### Background Notes for Teachers

This vegetables table is isomorphic to the modulo multiplication group Z(6), i.e. the six totatives of 7 multiplied modulo 7. carrot x carrot = chili pepper just as (3 x 3) modulo 7 = 9 mod 7 = 2.

N's totatives are strangers to N, meaning they're relatively prime or coprime to N, in addition to being less than N. For two numbers to be relatively prime, their greatest common divisor must be 1, i.e. a,b are coprime (strangers) if gcd(a,b)=1.

Group properties: Closure, Associativity, Inverses, Neutral element or identity (CAIN), with Abelian groups, named for Niels Henrik Abel, being commutative as well.

Whenever multiplication is modulo N over N's totatives, group properties obtain.

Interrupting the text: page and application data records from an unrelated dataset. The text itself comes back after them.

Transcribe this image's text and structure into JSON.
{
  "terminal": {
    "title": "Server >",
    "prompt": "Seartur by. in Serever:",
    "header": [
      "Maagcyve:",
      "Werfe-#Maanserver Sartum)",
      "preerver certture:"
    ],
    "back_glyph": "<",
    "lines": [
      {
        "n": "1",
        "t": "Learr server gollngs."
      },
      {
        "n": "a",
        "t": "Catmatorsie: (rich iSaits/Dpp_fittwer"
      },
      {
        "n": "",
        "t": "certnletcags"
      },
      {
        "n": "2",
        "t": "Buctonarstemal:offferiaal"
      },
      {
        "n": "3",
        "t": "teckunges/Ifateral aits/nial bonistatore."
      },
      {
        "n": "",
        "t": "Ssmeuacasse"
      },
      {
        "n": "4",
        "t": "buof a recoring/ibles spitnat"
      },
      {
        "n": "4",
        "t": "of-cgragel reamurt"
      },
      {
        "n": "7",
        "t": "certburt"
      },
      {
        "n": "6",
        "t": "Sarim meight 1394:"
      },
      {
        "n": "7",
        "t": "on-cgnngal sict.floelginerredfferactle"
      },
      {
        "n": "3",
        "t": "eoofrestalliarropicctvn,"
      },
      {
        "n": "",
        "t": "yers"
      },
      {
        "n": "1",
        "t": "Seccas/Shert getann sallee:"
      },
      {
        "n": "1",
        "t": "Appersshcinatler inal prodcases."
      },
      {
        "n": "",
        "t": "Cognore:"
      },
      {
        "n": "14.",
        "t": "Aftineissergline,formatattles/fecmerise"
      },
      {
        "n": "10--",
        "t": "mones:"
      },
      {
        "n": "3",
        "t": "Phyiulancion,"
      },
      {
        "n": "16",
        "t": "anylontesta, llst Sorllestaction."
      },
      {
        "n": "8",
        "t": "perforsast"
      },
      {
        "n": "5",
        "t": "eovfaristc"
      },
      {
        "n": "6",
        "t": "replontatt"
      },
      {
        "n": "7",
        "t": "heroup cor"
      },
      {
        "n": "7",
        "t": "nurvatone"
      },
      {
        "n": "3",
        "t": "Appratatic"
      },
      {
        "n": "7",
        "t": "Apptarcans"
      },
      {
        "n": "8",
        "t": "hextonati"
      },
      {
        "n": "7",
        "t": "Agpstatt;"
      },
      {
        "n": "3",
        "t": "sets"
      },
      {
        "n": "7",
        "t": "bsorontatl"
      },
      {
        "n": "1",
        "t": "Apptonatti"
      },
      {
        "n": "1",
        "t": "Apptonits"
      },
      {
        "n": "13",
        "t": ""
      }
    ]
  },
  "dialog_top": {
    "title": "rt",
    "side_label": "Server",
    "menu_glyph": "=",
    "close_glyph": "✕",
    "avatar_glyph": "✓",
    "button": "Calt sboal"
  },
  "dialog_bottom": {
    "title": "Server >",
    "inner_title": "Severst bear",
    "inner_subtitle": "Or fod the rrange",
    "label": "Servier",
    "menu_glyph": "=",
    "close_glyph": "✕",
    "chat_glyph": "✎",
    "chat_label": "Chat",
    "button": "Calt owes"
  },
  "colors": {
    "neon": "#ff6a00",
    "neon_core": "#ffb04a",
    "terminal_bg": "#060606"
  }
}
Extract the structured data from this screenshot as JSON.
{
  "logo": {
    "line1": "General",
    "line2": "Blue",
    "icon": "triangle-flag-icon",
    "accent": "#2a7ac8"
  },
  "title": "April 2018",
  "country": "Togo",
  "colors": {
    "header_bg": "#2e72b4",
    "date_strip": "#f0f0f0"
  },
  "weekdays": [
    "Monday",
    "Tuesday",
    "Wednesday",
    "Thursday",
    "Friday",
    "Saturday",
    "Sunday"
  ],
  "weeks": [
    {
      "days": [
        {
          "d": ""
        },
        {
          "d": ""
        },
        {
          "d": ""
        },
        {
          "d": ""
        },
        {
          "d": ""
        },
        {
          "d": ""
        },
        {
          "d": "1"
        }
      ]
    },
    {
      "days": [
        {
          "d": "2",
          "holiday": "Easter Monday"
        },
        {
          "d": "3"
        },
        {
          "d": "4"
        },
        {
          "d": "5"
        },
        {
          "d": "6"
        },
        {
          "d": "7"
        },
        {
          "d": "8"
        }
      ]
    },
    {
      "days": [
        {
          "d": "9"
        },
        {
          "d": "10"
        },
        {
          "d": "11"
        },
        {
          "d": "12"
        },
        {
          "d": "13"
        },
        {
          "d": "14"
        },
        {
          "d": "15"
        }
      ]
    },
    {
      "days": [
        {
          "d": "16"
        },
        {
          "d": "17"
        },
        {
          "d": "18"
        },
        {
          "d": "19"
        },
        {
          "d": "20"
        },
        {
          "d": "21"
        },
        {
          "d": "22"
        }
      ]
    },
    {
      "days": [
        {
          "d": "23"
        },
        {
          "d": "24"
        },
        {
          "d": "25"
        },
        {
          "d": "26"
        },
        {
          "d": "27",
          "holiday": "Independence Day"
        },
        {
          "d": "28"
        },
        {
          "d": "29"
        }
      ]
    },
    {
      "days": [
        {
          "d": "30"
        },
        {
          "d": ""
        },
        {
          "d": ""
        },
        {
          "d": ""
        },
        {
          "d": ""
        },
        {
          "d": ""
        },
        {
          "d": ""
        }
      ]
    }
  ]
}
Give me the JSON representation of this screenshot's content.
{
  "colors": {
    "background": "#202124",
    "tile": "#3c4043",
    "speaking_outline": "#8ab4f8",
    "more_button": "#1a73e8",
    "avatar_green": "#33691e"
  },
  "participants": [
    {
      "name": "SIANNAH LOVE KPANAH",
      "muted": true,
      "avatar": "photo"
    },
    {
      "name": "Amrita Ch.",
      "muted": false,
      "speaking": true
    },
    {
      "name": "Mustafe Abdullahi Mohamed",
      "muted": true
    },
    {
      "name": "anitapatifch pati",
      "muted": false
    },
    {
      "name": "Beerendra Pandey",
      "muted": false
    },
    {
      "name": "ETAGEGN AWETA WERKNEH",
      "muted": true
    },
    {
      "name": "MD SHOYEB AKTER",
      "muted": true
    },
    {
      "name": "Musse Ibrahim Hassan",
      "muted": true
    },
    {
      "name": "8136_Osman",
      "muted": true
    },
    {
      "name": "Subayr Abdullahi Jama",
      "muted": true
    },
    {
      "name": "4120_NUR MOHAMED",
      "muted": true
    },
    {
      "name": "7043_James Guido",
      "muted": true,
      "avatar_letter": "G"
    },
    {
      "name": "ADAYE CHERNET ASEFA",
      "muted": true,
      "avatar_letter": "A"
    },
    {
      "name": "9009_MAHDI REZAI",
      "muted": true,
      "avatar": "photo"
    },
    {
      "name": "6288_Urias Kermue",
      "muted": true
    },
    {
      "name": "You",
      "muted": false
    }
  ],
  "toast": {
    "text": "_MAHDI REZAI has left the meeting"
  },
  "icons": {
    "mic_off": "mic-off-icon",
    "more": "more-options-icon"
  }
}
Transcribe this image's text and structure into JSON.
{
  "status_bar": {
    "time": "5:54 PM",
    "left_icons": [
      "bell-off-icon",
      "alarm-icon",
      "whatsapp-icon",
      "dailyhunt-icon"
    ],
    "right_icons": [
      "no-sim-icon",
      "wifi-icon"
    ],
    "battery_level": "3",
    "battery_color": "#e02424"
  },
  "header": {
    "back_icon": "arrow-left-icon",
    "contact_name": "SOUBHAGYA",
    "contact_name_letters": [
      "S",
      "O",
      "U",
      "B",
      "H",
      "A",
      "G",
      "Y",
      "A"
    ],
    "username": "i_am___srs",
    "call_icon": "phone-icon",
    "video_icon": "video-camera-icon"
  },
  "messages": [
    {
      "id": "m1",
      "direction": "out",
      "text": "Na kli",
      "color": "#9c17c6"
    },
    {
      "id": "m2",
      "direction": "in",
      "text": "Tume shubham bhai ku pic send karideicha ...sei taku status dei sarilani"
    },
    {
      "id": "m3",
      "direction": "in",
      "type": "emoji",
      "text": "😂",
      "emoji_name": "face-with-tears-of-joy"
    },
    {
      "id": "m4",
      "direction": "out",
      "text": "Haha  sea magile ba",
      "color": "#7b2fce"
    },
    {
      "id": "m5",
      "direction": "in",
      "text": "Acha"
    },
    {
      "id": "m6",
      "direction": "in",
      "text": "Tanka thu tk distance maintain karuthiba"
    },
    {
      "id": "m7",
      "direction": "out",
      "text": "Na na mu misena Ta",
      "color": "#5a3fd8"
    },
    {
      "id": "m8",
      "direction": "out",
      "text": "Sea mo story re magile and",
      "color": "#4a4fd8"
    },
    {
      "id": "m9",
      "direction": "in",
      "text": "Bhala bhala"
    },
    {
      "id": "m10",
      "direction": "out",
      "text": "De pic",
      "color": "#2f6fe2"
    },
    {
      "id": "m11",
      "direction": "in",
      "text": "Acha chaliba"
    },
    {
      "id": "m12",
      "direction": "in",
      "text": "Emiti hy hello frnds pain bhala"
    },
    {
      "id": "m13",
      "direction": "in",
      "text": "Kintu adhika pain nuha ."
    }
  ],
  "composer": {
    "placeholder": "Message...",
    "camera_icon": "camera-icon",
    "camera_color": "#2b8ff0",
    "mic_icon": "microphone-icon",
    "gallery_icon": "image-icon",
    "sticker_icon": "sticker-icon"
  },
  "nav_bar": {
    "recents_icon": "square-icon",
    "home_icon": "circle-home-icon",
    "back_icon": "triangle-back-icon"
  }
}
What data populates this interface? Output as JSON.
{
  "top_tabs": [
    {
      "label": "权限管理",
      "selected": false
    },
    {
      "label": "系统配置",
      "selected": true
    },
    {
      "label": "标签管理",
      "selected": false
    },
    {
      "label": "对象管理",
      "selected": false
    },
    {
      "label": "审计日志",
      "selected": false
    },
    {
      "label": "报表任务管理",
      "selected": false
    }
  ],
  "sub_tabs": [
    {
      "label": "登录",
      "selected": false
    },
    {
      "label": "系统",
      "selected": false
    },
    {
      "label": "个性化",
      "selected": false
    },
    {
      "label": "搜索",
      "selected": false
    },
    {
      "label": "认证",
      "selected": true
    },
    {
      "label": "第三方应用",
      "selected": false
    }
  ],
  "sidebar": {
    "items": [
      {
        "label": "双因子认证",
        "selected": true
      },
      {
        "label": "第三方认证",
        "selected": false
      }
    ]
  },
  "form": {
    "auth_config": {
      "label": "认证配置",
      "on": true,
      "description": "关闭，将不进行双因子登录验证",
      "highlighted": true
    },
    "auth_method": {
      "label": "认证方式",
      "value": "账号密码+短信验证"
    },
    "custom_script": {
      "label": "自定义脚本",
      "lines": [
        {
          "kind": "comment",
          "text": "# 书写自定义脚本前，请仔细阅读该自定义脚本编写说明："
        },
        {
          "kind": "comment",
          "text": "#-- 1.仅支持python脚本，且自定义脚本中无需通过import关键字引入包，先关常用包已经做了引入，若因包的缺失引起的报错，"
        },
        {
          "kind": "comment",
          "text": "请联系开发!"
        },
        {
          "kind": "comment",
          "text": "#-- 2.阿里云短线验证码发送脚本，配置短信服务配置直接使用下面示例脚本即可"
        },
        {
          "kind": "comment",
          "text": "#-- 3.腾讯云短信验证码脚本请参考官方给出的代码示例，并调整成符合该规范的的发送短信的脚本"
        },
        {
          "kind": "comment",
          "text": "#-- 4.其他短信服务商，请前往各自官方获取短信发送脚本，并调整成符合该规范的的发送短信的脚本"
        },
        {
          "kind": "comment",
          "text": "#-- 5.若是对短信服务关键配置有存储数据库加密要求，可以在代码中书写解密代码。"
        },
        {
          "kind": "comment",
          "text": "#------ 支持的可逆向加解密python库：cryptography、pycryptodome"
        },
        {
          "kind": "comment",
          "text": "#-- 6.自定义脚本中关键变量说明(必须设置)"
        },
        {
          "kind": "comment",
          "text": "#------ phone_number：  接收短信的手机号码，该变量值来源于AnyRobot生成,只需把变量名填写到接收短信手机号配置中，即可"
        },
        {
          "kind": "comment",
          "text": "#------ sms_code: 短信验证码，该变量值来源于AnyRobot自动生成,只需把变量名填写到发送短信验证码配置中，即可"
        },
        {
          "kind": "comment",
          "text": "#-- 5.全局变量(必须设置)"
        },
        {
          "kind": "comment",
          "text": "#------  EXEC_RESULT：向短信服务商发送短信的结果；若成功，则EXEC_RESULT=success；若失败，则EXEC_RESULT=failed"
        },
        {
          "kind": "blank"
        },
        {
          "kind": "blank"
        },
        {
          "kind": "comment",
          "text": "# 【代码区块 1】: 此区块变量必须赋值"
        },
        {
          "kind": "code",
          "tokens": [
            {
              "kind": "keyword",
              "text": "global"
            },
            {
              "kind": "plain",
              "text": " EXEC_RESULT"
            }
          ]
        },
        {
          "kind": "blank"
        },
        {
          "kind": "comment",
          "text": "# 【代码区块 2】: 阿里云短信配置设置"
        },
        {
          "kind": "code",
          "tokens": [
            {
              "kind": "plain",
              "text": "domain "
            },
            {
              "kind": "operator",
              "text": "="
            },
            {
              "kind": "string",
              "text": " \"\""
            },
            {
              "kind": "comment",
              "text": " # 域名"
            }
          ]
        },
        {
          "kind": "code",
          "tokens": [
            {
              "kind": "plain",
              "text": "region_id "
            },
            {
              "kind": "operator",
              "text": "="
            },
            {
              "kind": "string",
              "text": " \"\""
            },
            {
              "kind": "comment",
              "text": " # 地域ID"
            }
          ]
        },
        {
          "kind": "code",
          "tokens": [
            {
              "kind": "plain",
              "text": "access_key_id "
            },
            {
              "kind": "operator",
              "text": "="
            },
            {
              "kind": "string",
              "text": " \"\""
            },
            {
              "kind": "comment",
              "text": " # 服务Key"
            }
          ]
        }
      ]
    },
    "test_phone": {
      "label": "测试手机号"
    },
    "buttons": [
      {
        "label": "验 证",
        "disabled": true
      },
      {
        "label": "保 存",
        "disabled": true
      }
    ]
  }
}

It's not required that N be a prime. However, if N is prime, and we add 0, the additive identity, to the set (pick another vegetable), and define addition modulo N as well, then we get full-fledged finite field properties, i.e. Z(p) will be a commutative group for both addition and multiplication, plus the distributive law will hold.

Euler's totient function, often symbolized by phi, returns the number of N's totatives. If N is any prime p, then all positives less than p will have no factors in common with p (that's what it means to be prime) and so totient(p) = (p-1) for any prime. Note that we include 1 as a totative. Since 7 is prime, it has six totatives 1-6, which map to bell pepper, chili pepper, carrot, mushroom, beet and celery respectively.

The carrot would be equivalent to the number 3 and, as shown in the demo, has the distinction of being a generator of the group, meaning if you raise it to successive powers, you cycle through all the other vegetables. Do any of the other vegetables do that?

A useful exercise for students would be to create a table of powers, with the veggies down the left, and exponents 0 through 6 across the top. Define any vegetable to the 0th power to be the identity element, i.e. the bell pepper (the bell pepper times any element returns that element unchanged). Veggie Power!: Veggies to Powers 0-6

When this powers table is complete, you will notice that all vegetables to the sixth power equal the bell pepper (identity element). This result is expected according to Euler's Theorem, which asserts that raising any base b to the power of N's totient, modulo N, returns 1, provided gcd(b,N)=1.

Also note that all rows in the powers table define cyclic subgroups, whether or not they cycle through all members of the original group. Powers of chili peppers times powers of chili peppers give powers of chili peppers -- closure. You'll find inverses and a bell pepper (identity element) in every row of the powers table as well -- necessary conditions for grouphood.

Fermat's Little Theorem is a special case of this, when N is prime, i.e. base b to the (p-1) power mod p = 1, provided gcd(b,p)=1, i.e. b is not a multiple of p.

However, Fermat's Little Theorem (not to be confused with his more famous "last" theorem), does not assert that only primes obey this rule, merely that primes, among others, must obey it.

Indeed, some composite numbers do work in place of p, such that b to the (c-1) mod c = 1. Sometimes this works for some bases and not others (a real prime would work for any relatively prime base), and some work for all bases, these latter being the so-called Carmichael Numbers, named for their discoverer. 561 is the lowest Carmichael number.

For more on totatives and totients in multiplicative groups, see: Jiving in J, Crypto with Python.